• **WHAT YOU SHOULD DO**
Report all lines from the entries below in which "data" appears.

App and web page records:
.....
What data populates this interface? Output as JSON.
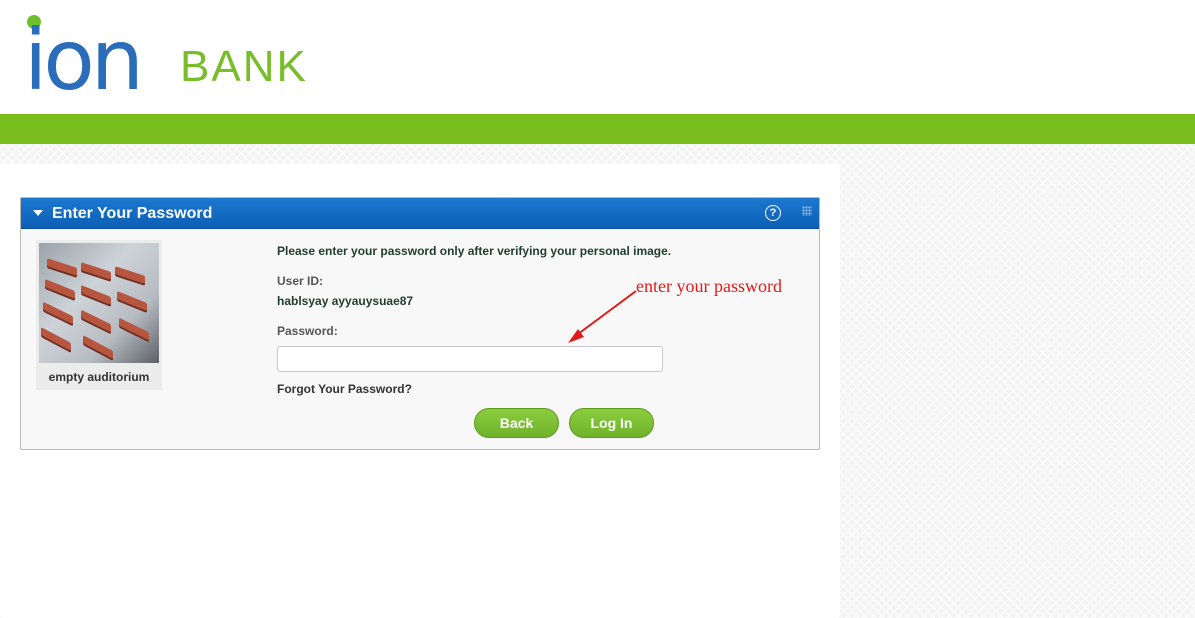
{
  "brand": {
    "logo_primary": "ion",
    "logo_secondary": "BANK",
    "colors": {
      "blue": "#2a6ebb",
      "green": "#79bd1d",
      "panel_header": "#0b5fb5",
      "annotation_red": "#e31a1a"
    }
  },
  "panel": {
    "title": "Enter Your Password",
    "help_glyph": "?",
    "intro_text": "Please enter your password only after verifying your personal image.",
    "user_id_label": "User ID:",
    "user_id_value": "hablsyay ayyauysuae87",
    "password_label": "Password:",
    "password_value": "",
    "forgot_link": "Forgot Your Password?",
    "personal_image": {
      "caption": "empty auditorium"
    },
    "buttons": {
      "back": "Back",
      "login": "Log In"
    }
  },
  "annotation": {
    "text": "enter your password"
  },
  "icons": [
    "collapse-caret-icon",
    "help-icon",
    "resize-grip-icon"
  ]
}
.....
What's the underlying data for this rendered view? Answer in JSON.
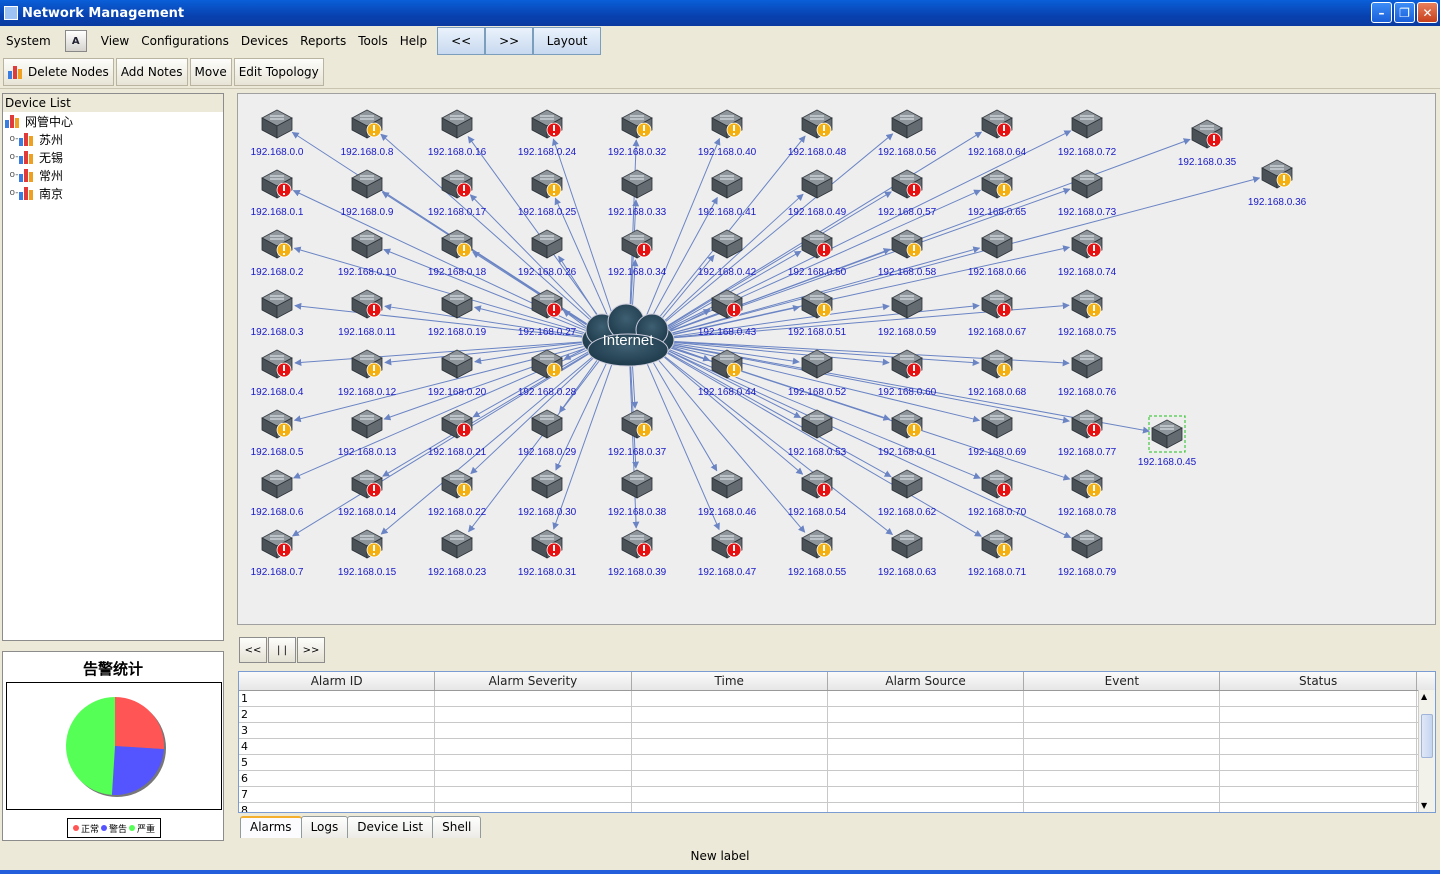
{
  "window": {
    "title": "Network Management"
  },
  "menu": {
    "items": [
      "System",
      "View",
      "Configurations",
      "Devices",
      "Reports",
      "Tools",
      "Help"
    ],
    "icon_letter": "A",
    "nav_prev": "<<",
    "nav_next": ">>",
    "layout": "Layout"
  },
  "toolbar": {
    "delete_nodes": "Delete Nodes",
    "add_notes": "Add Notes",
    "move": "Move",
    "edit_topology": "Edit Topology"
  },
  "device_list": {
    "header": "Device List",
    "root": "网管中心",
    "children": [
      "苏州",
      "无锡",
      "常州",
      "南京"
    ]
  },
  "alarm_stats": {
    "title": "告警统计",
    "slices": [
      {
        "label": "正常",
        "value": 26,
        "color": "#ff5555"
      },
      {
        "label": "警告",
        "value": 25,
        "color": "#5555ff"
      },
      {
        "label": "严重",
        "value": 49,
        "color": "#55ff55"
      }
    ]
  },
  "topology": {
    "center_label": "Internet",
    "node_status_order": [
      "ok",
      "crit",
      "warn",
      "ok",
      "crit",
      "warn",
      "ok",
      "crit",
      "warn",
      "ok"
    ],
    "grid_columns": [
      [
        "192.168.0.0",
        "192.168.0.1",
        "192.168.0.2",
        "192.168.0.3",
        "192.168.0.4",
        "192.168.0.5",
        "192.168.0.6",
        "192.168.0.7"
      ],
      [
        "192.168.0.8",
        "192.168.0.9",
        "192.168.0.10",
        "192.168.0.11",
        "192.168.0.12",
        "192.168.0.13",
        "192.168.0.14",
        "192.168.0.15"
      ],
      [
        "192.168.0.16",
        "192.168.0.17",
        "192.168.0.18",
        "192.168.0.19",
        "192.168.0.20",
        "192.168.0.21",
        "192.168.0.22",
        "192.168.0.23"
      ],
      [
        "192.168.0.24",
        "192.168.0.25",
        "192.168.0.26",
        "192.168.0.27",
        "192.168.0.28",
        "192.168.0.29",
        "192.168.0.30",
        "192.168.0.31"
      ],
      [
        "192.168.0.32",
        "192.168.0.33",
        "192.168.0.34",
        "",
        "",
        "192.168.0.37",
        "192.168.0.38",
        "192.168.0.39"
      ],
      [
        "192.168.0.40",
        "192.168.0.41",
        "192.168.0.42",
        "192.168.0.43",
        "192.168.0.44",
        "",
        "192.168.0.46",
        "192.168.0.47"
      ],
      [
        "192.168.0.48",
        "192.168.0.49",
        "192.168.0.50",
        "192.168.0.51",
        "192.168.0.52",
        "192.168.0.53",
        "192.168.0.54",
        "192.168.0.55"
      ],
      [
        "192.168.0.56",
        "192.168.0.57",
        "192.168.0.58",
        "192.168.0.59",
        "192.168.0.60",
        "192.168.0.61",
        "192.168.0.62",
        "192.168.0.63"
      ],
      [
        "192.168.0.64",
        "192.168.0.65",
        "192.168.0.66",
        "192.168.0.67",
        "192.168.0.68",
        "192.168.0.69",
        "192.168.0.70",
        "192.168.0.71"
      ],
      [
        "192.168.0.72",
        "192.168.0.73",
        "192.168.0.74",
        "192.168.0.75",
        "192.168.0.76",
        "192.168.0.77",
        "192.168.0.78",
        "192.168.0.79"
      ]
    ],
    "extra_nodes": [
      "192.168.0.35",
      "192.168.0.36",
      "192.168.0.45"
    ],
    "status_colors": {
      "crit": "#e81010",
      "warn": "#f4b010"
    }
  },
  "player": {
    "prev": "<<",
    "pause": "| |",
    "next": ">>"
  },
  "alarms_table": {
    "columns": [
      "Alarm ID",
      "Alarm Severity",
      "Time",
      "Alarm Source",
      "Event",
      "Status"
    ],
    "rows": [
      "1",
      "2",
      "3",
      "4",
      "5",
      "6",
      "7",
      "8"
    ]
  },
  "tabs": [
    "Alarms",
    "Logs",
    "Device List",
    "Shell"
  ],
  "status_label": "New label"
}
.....
• **REPLY TO THE TASK**
What data populates this interface? Output as JSON.
What's the underlying data for this rendered view? Answer in JSON.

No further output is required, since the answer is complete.